Robert McDonald’s nomination to head the troubled Department of Veterans Affairs was unanimously approved by the Senate recently.
“If you don’t want people in your community lying,” he said at his confirmation hearing, “you don’t tolerate them lying.”
If he is serious about transforming the department’s culture, he will utilize a tool that to this point has been mostly overlooked, and commit the agency to strong and meaningful scientific integrity standards.
We’re all familiar with the story: the VA used secret waiting lists to manipulate statistics and misrepresent wait times at its facilities. The consequences were deadly. The department has confirmed that at least 35 veterans died waiting for treatment in Phoenix alone.
The scandal resulted in several top officials resigning, but so far the VA hasn’t committed to reforms that would prevent such abuses. Lawmakers across the political spectrum have recognized that McDonald will need to change how the VA does business. “He’ll need to root out the culture of dishonesty and fraud that has taken hold within the department and is contributing to all of its most pressing challenges,” said Republican Rep. Jeff Miller of Florida, chairman of the House Veterans’ Affairs Committee.
“The VA needs significantly improved transparency and accountability,” said Sen. Bernard Sanders, a Vermont independent who caucuses with Democrats.
The VA failed to take advantage of a golden opportunity to improve its performance more than three years ago. In December 2010, White House Science Adviser John Holdren asked the VA and two dozen other federal agencies and departments to develop policies that would foster a culture of transparency, integrity and ethical behavior when it comes to how federal scientists, doctors and managers do their work. He was following up on President Barack Obama’s inaugural pledge to “restore science to its rightful place.”
“The department’s response? A draft policy that did little more than pay lip service to Dr. Holdren’s request. Both Public Employees for Environmental Responsibility and the Union of Concerned Scientists gave the VA’s draft policy terrible marks. In response, the agency quietly published a little-changed final policy in the Federal Register, but never updated the draft policy on its own website.”
A stronger policy could have prevented abuse like the wait list manipulation from spiraling out of control. Unlike other agencies, VA scientists and doctors don’t have adequate procedures they can follow for reporting violations of scientific integrity. Nor does the agency publicly report the results of any investigations it may undertake. Further, there are insufficient protections for those who raise concerns about safety and ethics violations, discouraging doctors from speaking up about the falsified records.

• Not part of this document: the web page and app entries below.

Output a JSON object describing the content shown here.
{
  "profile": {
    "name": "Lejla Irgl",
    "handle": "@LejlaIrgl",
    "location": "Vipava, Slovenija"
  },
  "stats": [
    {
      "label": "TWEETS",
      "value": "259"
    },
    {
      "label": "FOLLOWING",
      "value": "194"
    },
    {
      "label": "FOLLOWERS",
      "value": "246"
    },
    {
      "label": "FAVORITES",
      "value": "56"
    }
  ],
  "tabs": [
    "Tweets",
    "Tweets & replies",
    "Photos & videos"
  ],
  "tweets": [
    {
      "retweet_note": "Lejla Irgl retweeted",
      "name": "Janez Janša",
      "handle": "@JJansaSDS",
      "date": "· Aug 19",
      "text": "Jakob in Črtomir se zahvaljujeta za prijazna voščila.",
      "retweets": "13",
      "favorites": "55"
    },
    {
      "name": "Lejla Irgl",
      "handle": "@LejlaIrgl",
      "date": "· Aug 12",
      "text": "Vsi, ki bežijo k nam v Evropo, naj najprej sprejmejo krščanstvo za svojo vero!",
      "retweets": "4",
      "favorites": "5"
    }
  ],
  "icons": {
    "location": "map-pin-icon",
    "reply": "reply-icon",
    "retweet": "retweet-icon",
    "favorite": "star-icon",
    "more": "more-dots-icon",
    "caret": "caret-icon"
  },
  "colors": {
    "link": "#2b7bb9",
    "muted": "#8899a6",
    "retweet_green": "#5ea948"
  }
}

“The VA for far too long has condoned a culture of retaliation and intimidation regarding whistleblowers,” said Rep. Michael H. Michaud of Maine, ranking member of the House Veterans’ Affairs Committee, at a hearing.
Phoenix VA physician Katherine Mitchell testified that the department uses “sham peer reviews” to “permanently sabotage” doctors’ reputations. “I wouldn’t recommend in the current state that people get a job at the VA until professional work environment and whistle-blower protections improve,” she told the committee.
Rep. Eric Swalwell, D-Calif., walks on Broadway after a Future Forum with young entrepreneurs in the Flatiron District of New York City, April 16, 2015. Reps. Steve Israel, D-N.Y., Seth Moulton, D-Mass., and Grace Meng, D-N.Y., also attended.